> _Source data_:
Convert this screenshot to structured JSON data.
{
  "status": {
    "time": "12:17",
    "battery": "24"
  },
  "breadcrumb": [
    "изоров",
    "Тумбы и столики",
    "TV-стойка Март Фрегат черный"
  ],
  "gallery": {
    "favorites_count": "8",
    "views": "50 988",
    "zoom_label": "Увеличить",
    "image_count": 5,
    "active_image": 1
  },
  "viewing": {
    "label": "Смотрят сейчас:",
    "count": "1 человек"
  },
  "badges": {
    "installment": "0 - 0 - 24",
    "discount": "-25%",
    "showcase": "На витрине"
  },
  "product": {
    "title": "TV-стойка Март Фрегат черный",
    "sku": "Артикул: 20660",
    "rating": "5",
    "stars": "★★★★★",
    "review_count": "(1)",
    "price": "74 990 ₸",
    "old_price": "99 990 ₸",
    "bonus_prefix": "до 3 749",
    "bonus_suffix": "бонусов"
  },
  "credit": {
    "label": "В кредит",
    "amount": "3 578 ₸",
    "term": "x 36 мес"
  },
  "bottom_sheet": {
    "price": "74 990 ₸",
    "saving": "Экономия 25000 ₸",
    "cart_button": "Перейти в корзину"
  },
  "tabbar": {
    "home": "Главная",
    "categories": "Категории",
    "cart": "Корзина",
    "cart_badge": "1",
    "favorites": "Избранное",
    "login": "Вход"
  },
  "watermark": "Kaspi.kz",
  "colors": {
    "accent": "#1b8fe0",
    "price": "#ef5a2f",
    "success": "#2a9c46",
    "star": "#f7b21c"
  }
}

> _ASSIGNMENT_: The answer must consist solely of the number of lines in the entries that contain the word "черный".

> _SOLUTION FOR THIS EXERCISE_: 2